Germany’s Federal Maritime and Hydrographic Agency (BSH) has started a process of updating the country’s new maritime spatial plan to accommodate additional 3 GW of offshore wind capacity in the North Sea.
The basis of BSH’s proposed update is the new maritime spatial plan for the German Exclusive Economic Zones (EEZ) in the North and Baltic Seas, which came into force on 1 September.
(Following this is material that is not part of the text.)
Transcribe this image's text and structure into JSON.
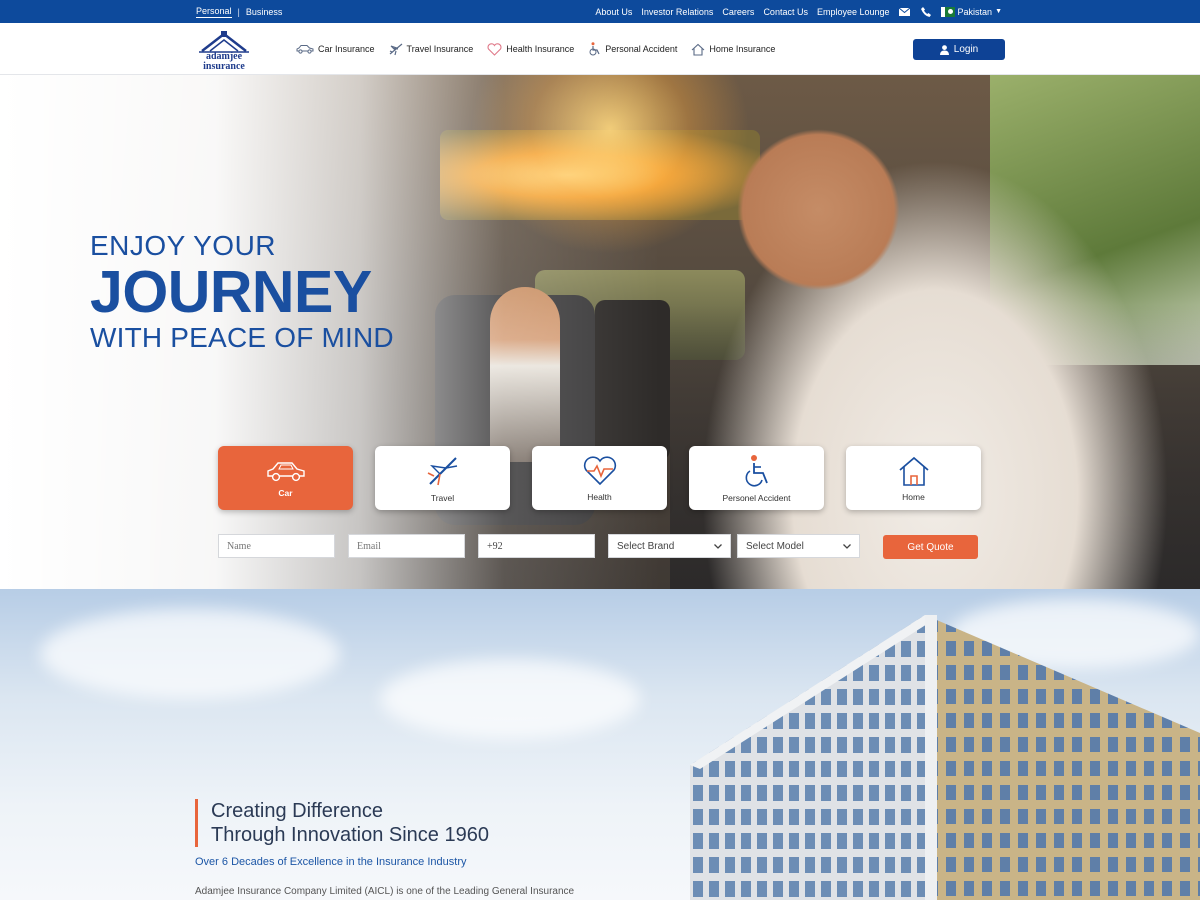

The plan shows priority and reservation areas for offshore wind energy, and contains specifications for sites within the areas such as the capacity that could be installed in them.
As part of updating the plan, BSH will carry out a strategic environmental assessment (SEA), with a draft SEA available to the relevant authorities and the public as part of the consultation on the update of the development plan until 18 January 2022. The draft plan will then be published in mid-2022 and the final version presented at the end of 2022 or at the beginning of 2023.
BSH’s update has taken into consideration the expansion goals of the recently signed coalition agreement, according to the German Federal Ministry for Economic Affairs and Climate Protection, which said that with 3 GW almost three million households could be supplied with electricity, which corresponds to the population of Schleswig-Holstein, Hamburg, and Bremen.
As part of the coalition agreement, the political parties SPD, BÜNDNIS 90/DIE GRÜNEN, and FREIE DEMOKRATEN (FDP) increased Germany’s offshore wind capacity targets from 20 GW by 2030 and 30 GW by 2040 to at least 30 GW by 2030, 40 GW by 2035, and 70 GW by 2045.
The coalition also agreed that offshore wind projects should take precedence over other forms of use in German Exclusive Economic Zones.
The Federal Minister for Economic Affairs and Climate Protection, Robert Habeck, said that as the fourth largest industrialised country in the world Germany was switching its electricity supply to 80 per cent of renewables by 2030, in order to leave the age of fossil fuels behind and to make its contribution to climate protection.
“This fundamentally changes the role of renewables: In the future, they will form the central basis of the electricity supply. Sufficient electricity from offshore wind farms is essential for this”, Minister Habeck said. “We are thus creating the conditions for significantly increasing electricity production. An additional three gigawatts of offshore wind energy is an important first step. We will need more areas at sea”.
Germany has 7,770 MW of installed offshore wind capacity and is currently the third in the world behind the UK and China. In 2020, the country added 219 MW of offshore wind capacity and this year, for the first time in more than ten years, it has not installed a single offshore wind turbine.